## What you need to do
Scan the entries below for the word "from". Copy each line that has it.

[Opening Records for the task section]

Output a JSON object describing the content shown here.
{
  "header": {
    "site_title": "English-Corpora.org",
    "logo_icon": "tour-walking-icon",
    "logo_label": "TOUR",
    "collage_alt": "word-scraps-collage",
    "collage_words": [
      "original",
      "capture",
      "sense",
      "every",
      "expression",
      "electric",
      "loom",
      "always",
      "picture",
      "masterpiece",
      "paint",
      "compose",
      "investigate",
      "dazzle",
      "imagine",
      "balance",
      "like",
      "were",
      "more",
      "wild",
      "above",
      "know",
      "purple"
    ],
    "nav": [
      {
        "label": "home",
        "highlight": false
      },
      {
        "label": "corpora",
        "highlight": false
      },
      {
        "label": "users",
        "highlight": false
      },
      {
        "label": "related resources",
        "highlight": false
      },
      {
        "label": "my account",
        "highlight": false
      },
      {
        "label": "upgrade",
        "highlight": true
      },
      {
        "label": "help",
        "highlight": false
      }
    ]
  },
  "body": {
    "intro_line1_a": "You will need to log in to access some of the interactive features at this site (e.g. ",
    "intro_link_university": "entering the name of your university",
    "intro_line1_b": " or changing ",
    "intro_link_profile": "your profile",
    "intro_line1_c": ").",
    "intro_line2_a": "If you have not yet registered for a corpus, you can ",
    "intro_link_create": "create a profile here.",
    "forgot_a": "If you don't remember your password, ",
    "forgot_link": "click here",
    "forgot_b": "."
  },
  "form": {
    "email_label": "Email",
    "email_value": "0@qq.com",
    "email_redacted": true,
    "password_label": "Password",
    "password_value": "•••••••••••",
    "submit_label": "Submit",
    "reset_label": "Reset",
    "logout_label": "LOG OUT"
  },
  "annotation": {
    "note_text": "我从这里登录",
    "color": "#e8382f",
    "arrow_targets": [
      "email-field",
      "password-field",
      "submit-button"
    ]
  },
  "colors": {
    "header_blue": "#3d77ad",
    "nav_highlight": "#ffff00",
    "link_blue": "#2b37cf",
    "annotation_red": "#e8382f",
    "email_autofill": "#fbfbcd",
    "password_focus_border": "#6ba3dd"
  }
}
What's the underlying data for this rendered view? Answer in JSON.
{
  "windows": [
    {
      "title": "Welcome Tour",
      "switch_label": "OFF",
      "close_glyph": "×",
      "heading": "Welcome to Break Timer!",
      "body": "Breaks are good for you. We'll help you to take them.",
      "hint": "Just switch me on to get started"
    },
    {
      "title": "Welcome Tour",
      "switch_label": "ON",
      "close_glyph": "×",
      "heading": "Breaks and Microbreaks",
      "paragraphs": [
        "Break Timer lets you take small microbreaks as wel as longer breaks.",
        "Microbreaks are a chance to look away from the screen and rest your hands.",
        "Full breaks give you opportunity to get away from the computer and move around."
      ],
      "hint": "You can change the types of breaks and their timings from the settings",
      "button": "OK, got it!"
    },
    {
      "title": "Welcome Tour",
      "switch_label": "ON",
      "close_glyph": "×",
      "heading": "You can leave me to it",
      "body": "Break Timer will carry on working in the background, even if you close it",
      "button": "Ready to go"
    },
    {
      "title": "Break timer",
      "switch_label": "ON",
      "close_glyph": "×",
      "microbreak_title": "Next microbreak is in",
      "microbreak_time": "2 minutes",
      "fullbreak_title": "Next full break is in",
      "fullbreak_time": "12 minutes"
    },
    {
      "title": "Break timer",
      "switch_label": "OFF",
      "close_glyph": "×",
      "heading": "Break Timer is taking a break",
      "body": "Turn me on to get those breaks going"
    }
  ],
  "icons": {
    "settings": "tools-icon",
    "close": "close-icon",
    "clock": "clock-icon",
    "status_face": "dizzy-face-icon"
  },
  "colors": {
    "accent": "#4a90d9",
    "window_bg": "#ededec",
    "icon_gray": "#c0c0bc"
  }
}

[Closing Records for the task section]

## Final answer
        "Microbreaks are a chance to look away from the screen and rest your hands.",
        "Full breaks give you opportunity to get away from the computer and move around."
      "hint": "You can change the types of breaks and their timings from the settings",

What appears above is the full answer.